**Supplied records:**
__________________________________________________
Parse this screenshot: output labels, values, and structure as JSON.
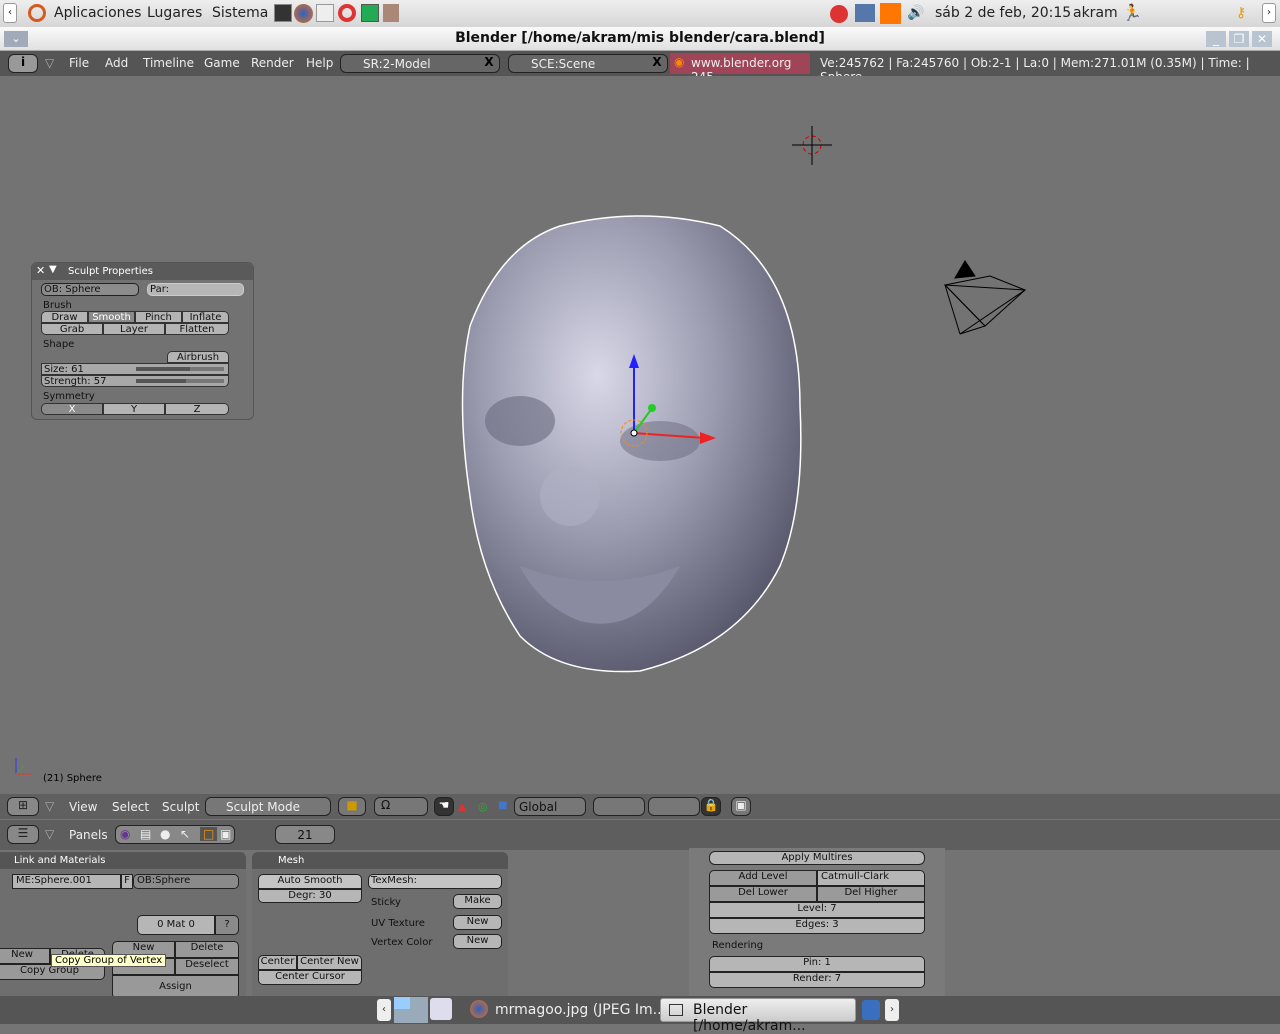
{
  "top_panel": {
    "menus": [
      "Aplicaciones",
      "Lugares",
      "Sistema"
    ],
    "clock": "sáb  2 de feb, 20:15",
    "user": "akram"
  },
  "window": {
    "title": "Blender [/home/akram/mis blender/cara.blend]"
  },
  "blender_header": {
    "menus": [
      "File",
      "Add",
      "Timeline",
      "Game",
      "Render",
      "Help"
    ],
    "screen": "SR:2-Model",
    "scene": "SCE:Scene",
    "site": "www.blender.org 245",
    "stats": "Ve:245762 | Fa:245760 | Ob:2-1 | La:0  | Mem:271.01M (0.35M)  | Time: | Sphere"
  },
  "sculpt_panel": {
    "title": "Sculpt Properties",
    "ob": "OB: Sphere",
    "par": "Par:",
    "brush_label": "Brush",
    "brushes": [
      "Draw",
      "Smooth",
      "Pinch",
      "Inflate",
      "Grab",
      "Layer",
      "Flatten"
    ],
    "active_brush": "Smooth",
    "shape_label": "Shape",
    "airbrush": "Airbrush",
    "size": "Size: 61",
    "size_value": 61,
    "strength": "Strength: 57",
    "strength_value": 57,
    "symmetry_label": "Symmetry",
    "symmetry": [
      "X",
      "Y",
      "Z"
    ]
  },
  "viewport": {
    "object_label": "(21) Sphere"
  },
  "view_header": {
    "menus": [
      "View",
      "Select",
      "Sculpt"
    ],
    "mode": "Sculpt Mode",
    "orientation": "Global"
  },
  "buttons_header": {
    "panels_label": "Panels",
    "frame": "21"
  },
  "link_materials": {
    "title": "Link and Materials",
    "mesh": "ME:Sphere.001",
    "f": "F",
    "ob": "OB:Sphere",
    "mat": "0 Mat 0",
    "q": "?",
    "new": "New",
    "delete": "Delete",
    "copy_group": "Copy Group",
    "tooltip": "Copy Group of Vertex",
    "new2": "New",
    "delete2": "Delete",
    "select": "Select",
    "deselect": "Deselect",
    "assign": "Assign"
  },
  "mesh_panel": {
    "title": "Mesh",
    "auto_smooth": "Auto Smooth",
    "degr": "Degr: 30",
    "texmesh": "TexMesh:",
    "sticky": "Sticky",
    "make": "Make",
    "uv_texture": "UV Texture",
    "uv_new": "New",
    "vertex_color": "Vertex Color",
    "vc_new": "New",
    "center": "Center",
    "center_new": "Center New",
    "center_cursor": "Center Cursor"
  },
  "multires": {
    "apply": "Apply Multires",
    "add_level": "Add Level",
    "subdiv": "Catmull-Clark",
    "del_lower": "Del Lower",
    "del_higher": "Del Higher",
    "level": "Level: 7",
    "edges": "Edges: 3",
    "rendering": "Rendering",
    "pin": "Pin: 1",
    "render": "Render: 7"
  },
  "taskbar": {
    "items": [
      "mrmagoo.jpg (JPEG Im...",
      "Blender [/home/akram..."
    ]
  }
}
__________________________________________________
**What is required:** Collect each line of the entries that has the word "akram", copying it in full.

**Final answer:**
    "user": "akram"
    "title": "Blender [/home/akram/mis blender/cara.blend]"
      "Blender [/home/akram..."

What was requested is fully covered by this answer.